Wednesday, June 27, 2012
This is just one stop on the tour, here is the link for the complete list. After you read this blog post, don't forget to continue you on for all the "Big Sky Country" goodness.
A knot clenched Joslyn’s stomach and moved up her windpipe into her throat. “Coincidence,” she murmured, when she could manage to speak.
Her hands trembled a little as she pulled the carafe out from under the trickling stream of coffee and sloshed some into each of the mugs.
“If you say so,” Kendra said mildly.
As Joslyn turned, a cup in each hand, Kendra pushed back her chair and stood. “I’d better run,” she added. “I have a closing this morning, and then I’m showing a chicken farm for the seventeenth time to the same potential buyer.” She looked down at her shoes. “Do you think I should wear boots instead of these heels?”
Joslyn was so relieved by the change of subject that she didn’t protest. “Probably,” she agreed, imagining Kendra high-heeling it around a chicken farm.
That was a cute excerpt right? Well, I also get the opportunity to ask Ms. Miller one question so here we go.
Ms Miller, in your never to be forgotten romance novels, do you ever use personal stories?

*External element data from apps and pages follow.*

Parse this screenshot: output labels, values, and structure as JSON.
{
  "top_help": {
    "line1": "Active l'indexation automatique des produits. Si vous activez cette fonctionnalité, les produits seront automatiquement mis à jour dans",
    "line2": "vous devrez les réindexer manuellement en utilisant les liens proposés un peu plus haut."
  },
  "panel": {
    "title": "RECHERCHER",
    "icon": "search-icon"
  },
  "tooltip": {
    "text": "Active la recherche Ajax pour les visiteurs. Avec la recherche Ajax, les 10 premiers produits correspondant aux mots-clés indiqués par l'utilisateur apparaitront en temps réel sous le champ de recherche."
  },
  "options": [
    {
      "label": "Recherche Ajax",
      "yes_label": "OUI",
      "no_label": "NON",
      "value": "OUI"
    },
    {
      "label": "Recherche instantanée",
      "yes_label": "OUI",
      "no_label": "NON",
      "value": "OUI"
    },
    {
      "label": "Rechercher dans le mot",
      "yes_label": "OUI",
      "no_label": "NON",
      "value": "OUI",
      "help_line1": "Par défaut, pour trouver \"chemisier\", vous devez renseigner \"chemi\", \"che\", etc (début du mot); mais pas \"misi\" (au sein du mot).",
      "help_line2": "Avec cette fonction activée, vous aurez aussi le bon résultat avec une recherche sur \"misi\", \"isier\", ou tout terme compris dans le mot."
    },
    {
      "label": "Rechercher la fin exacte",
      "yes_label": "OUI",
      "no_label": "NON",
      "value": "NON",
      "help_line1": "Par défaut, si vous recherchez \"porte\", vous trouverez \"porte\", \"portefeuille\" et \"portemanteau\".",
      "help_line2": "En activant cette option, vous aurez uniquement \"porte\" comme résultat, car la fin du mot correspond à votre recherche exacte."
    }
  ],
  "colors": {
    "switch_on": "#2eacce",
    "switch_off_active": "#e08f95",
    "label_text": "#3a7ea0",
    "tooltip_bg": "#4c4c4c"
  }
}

Yes, I use personal stories in writing, but they’re usually heavily disguised or simply a jumping-off point for working out the plot. For example, my dad told me lots of stories about his youth, and many of them served to inspire story ideas—especially the ones about old-time ranchers and the rodeo circuit. A particular favorite concerned one of his employers, a bachelor farmer whose hay crop was ruined by a sudden hard rain, with some hail mixed in for good measure. This man was outside his cabin when Dad saw him from a wisely-chosen hiding place nearby, stark naked except for work boots and socks, shaking his fist at the heavens and challenging God to “come down and fight, you so-and-so.” Modified, this became the opening scene in my historical romance, “Memory’s Embrace”, in which the hero is arguing with God. In Keith Corbin’s case, though, his anger was tied in with a deep spiritual belief, since he was a minister. Another favorite came from my mother, who was raised in Choteau, Montana. It seems there was an elderly bar-fly who rode his horse to town every day of his life and tied him up in front of the saloon. The old man eventually died, but the horse came to town anyway, for days on end, and stood there patiently waiting. I used that one, too, in “The Man from Stone Creek”. Any writings about story-telling and its effect on my writing would be incomplete without the fabulous tales my honorary grandmother, Florence Wiley, told about her childhood outside of Coffeyville, Kansas. She actually remembered hearing the shots the day the Dalton brothers tried to rob the bank in town. Later, the dead outlaws were strapped to boards and displayed along main street, to show the wages of sin is death. Fortunately, grandma’s parents were forward-thinking people for their time and didn’t take the kids in from the farm to see the grim exhibition, but plenty of others did. On another occasion, a man rode up to the gate and stood talking with Grandma’s pa, who was working in the field. The man slept in the family barn that night, and his name was Jesse James.
I know as a reader I always want to know what is going on in the author's head. I think your answer was innovative and fascinating.
Although my reading was put on the back burner due to a 3000 mile change of residency, I have managed to get halfway through the book. I will be posting my full review at a later date but wanted to give everyone a "half way through review".
From the moment I picked up this book, it immediately caught my eye. From the cover, to the blurb to the opening chapter, this book left me wanting more. I always look for the chemistry between characters in the books I read and the chemistry between Joselyn and Slade is electrifying. Slade, who is the Sheriff also has down home values in the form of a teenage stepdaughter. Being from different sides of the track, we witness Slade's vulnerable and doubting side. There is no way Joselyn would turn her affections toward him.
Joselyn on the other hand catches her breath and fights butterflies whenever Slade is around. Trying to right wrongs her stepfather committed, we see a dedicated and giving side to Joselyn. I know I am just beginning to read the climax of the book and simply can't wait. You definitely don't want to miss Big Sky Country which will be followed by his half brother Hutch's story in "Big Sky Montana." I will be back in August with a review of that book.
To buy Big Sky Country, click here.